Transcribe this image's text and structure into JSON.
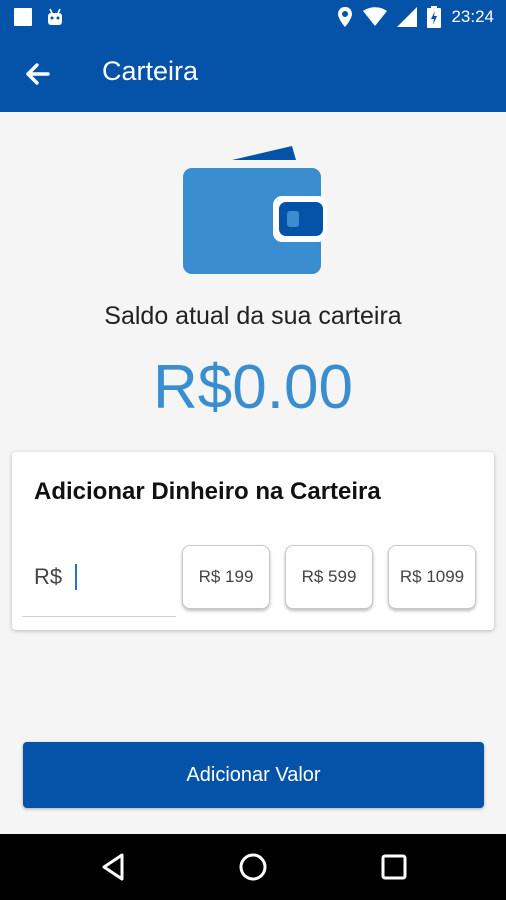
{
  "status_bar": {
    "time": "23:24"
  },
  "app_bar": {
    "title": "Carteira"
  },
  "wallet": {
    "balance_label": "Saldo atual da sua carteira",
    "balance": "R$0.00"
  },
  "add_money": {
    "title": "Adicionar Dinheiro na Carteira",
    "input_prefix": "R$",
    "input_value": "",
    "quick_amounts": [
      "R$ 199",
      "R$ 599",
      "R$ 1099"
    ]
  },
  "actions": {
    "add_value_label": "Adicionar Valor"
  },
  "colors": {
    "primary": "#0453a8",
    "accent": "#3a8ed0",
    "background": "#f5f5f5"
  },
  "icons": [
    "image-icon",
    "android-icon",
    "location-icon",
    "wifi-icon",
    "signal-icon",
    "battery-charging-icon",
    "back-arrow-icon",
    "wallet-icon",
    "nav-back-icon",
    "nav-home-icon",
    "nav-recents-icon"
  ]
}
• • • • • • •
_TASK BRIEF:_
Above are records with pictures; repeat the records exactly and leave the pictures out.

_ANSWER TO THE EXERCISE:_
Transcribe this image's text and structure into JSON.
{
  "status_bar": {
    "time": "23:24"
  },
  "app_bar": {
    "title": "Carteira"
  },
  "wallet": {
    "balance_label": "Saldo atual da sua carteira",
    "balance": "R$0.00"
  },
  "add_money": {
    "title": "Adicionar Dinheiro na Carteira",
    "input_prefix": "R$",
    "input_value": "",
    "quick_amounts": [
      "R$ 199",
      "R$ 599",
      "R$ 1099"
    ]
  },
  "actions": {
    "add_value_label": "Adicionar Valor"
  },
  "colors": {
    "primary": "#0453a8",
    "accent": "#3a8ed0",
    "background": "#f5f5f5"
  },
  "icons": [
    "image-icon",
    "android-icon",
    "location-icon",
    "wifi-icon",
    "signal-icon",
    "battery-charging-icon",
    "back-arrow-icon",
    "wallet-icon",
    "nav-back-icon",
    "nav-home-icon",
    "nav-recents-icon"
  ]
}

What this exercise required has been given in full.